This was a vote on a motion to recommit that would have required all oil and gas produced as a result of leases authorized by an offshore oil drilling bill to be sold exclusively in the United States. A motion to recommit with instructions is the minority's opportunity to torpedo or significantly change a bill before a final up-or-down vote on the measure. This motion to recommit was offered to legislation requiring the Secretary of the Interior to conduct oil and gas lease sales in the Gulf of Mexico and offshore Virginia that had been cancelled or delayed by the Obama administration.
Rep. Ben Ray Lujan urged support for this motion to recommit: “…American families are hurting right now. When the cost of gas at the pump rises, that means that the cost of groceries goes up, the cost of goods goes up, and the cost of just getting to work goes up. The American people need relief; and the way this legislation is written, it will do nothing to decrease the price at the pump, and it will do nothing to lower the international price of oil. All day today, my colleagues on the other side of the aisle have suggested that drilling more is the solution to high gas prices. If my Republican colleagues really believe that increasing drilling in the U.S. will lower gas prices, then we should all be able to agree that oil produced in America should stay in America to help American families and American businesses. That's why I am offering this final amendment today--to ensure that oil resources that are produced through leasing under this act are kept here and sold here in the United States. Simply put, this means, if we produce it here, we should keep it here for the American people.”
Rep. Doc Hastings (R-WA) opposed the motion to recommit: “Quite frankly, this amendment [motion to recommit] is redundant, unnecessary, and another attempt to divert attention from the real issue of increasing energy production in order to create jobs, lower energy costs, and improve national security by lessening our dependence on foreign oil.…exports are already subject to the Export Administration Act. Before any oil or gas can be exported, the President must find that the exports will not diminish the total quantity or quality of petroleum available to the U.S. and the national interests and are in accord with the provisions of the Export Administration Act of 1969. If the President finds that exports are in violation of the Export Administration Act, an executive order can halt all these exports if Congress finds that the exports are in conflict with the national interests, and they can act accordingly.”
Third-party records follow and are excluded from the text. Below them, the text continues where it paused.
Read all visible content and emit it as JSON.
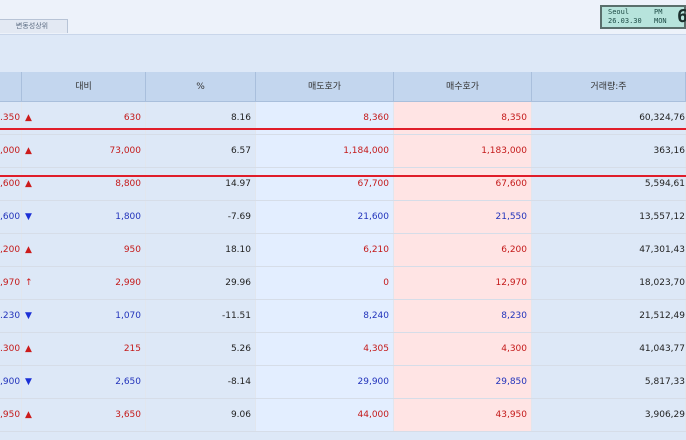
{
  "window": {
    "tab_label": "변동성상위",
    "clock": {
      "city": "Seoul",
      "ampm": "PM",
      "datetime": "26.03.30",
      "weekday": "MON",
      "big": "6"
    }
  },
  "table": {
    "headers": [
      "대비",
      "%",
      "매도호가",
      "매수호가",
      "거래량:주"
    ],
    "rows": [
      {
        "price": ".350",
        "dir": "up",
        "arrow": "▲",
        "change": "630",
        "pct": "8.16",
        "sell": "8,360",
        "buy": "8,350",
        "volume": "60,324,76"
      },
      {
        "price": ",000",
        "dir": "up",
        "arrow": "▲",
        "change": "73,000",
        "pct": "6.57",
        "sell": "1,184,000",
        "buy": "1,183,000",
        "volume": "363,16"
      },
      {
        "price": ",600",
        "dir": "up",
        "arrow": "▲",
        "change": "8,800",
        "pct": "14.97",
        "sell": "67,700",
        "buy": "67,600",
        "volume": "5,594,61"
      },
      {
        "price": ",600",
        "dir": "down",
        "arrow": "▼",
        "change": "1,800",
        "pct": "-7.69",
        "sell": "21,600",
        "buy": "21,550",
        "volume": "13,557,12"
      },
      {
        "price": ",200",
        "dir": "up",
        "arrow": "▲",
        "change": "950",
        "pct": "18.10",
        "sell": "6,210",
        "buy": "6,200",
        "volume": "47,301,43"
      },
      {
        "price": ",970",
        "dir": "up",
        "arrow": "↑",
        "change": "2,990",
        "pct": "29.96",
        "sell": "0",
        "buy": "12,970",
        "volume": "18,023,70"
      },
      {
        "price": ".230",
        "dir": "down",
        "arrow": "▼",
        "change": "1,070",
        "pct": "-11.51",
        "sell": "8,240",
        "buy": "8,230",
        "volume": "21,512,49"
      },
      {
        "price": ".300",
        "dir": "up",
        "arrow": "▲",
        "change": "215",
        "pct": "5.26",
        "sell": "4,305",
        "buy": "4,300",
        "volume": "41,043,77"
      },
      {
        "price": ",900",
        "dir": "down",
        "arrow": "▼",
        "change": "2,650",
        "pct": "-8.14",
        "sell": "29,900",
        "buy": "29,850",
        "volume": "5,817,33"
      },
      {
        "price": ",950",
        "dir": "up",
        "arrow": "▲",
        "change": "3,650",
        "pct": "9.06",
        "sell": "44,000",
        "buy": "43,950",
        "volume": "3,906,29"
      }
    ]
  }
}
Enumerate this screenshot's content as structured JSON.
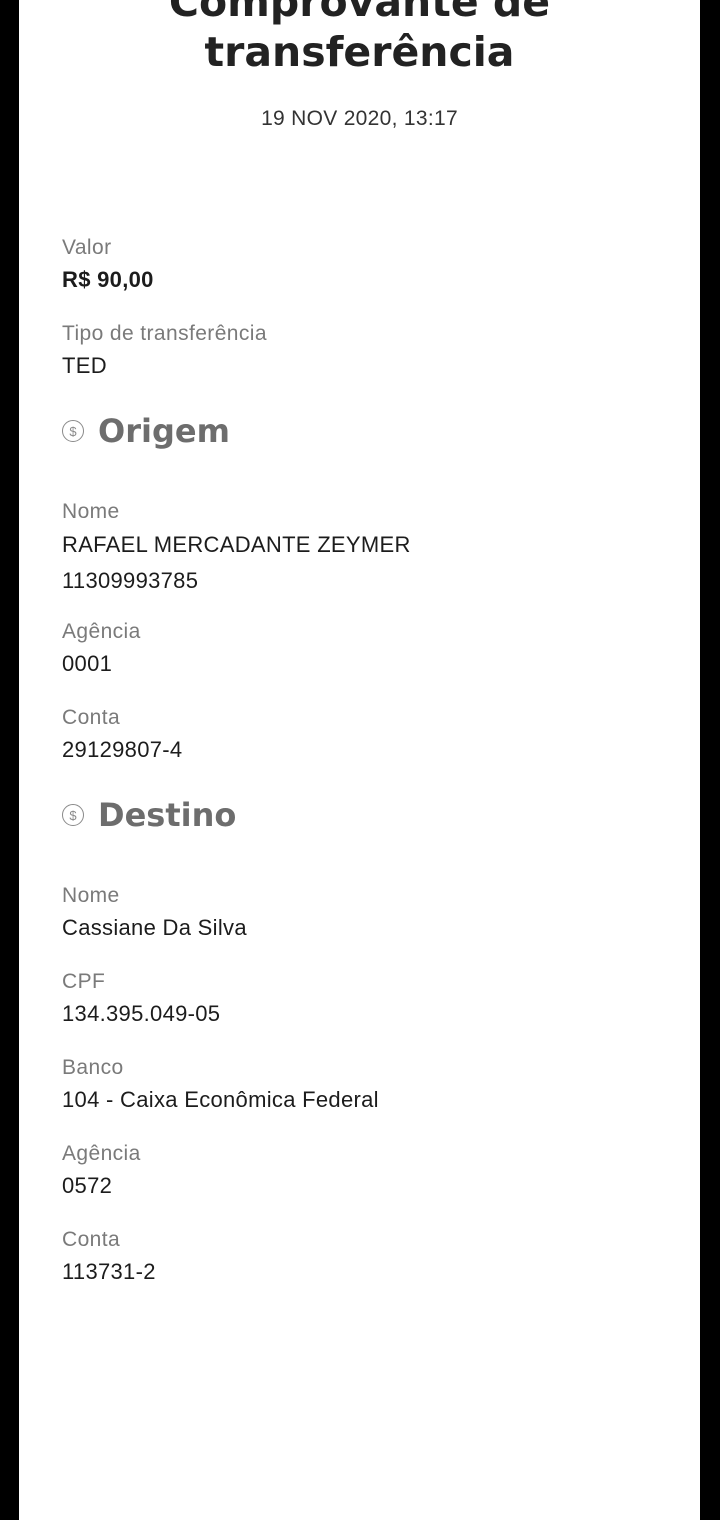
{
  "header": {
    "title_line1": "Comprovante de",
    "title_line2": "transferência",
    "date": "19 NOV 2020, 13:17"
  },
  "summary": {
    "valor_label": "Valor",
    "valor_value": "R$ 90,00",
    "tipo_label": "Tipo de transferência",
    "tipo_value": "TED"
  },
  "origem": {
    "section_title": "Origem",
    "icon": "dollar-circle-icon",
    "nome_label": "Nome",
    "nome_value": "RAFAEL MERCADANTE ZEYMER",
    "nome_doc": "11309993785",
    "agencia_label": "Agência",
    "agencia_value": "0001",
    "conta_label": "Conta",
    "conta_value": "29129807-4"
  },
  "destino": {
    "section_title": "Destino",
    "icon": "dollar-circle-icon",
    "nome_label": "Nome",
    "nome_value": "Cassiane Da Silva",
    "cpf_label": "CPF",
    "cpf_value": "134.395.049-05",
    "banco_label": "Banco",
    "banco_value": "104 - Caixa Econômica Federal",
    "agencia_label": "Agência",
    "agencia_value": "0572",
    "conta_label": "Conta",
    "conta_value": "113731-2"
  },
  "colors": {
    "background": "#ffffff",
    "frame": "#000000",
    "label": "#7a7a7a",
    "value": "#1c1c1c",
    "section_title": "#6d6d6d"
  }
}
The House rejected this motion to recommit by a vote of 171-238. Voting “yea” were 170 Democrats and 1 Republican. 234 Republicans and 4 Democrats voted “nay.” As a result, the House rejected a motion to recommit that would have required all oil and gas produced as a result of leases authorized by an offshore oil drilling bill to be sold exclusively in the United States.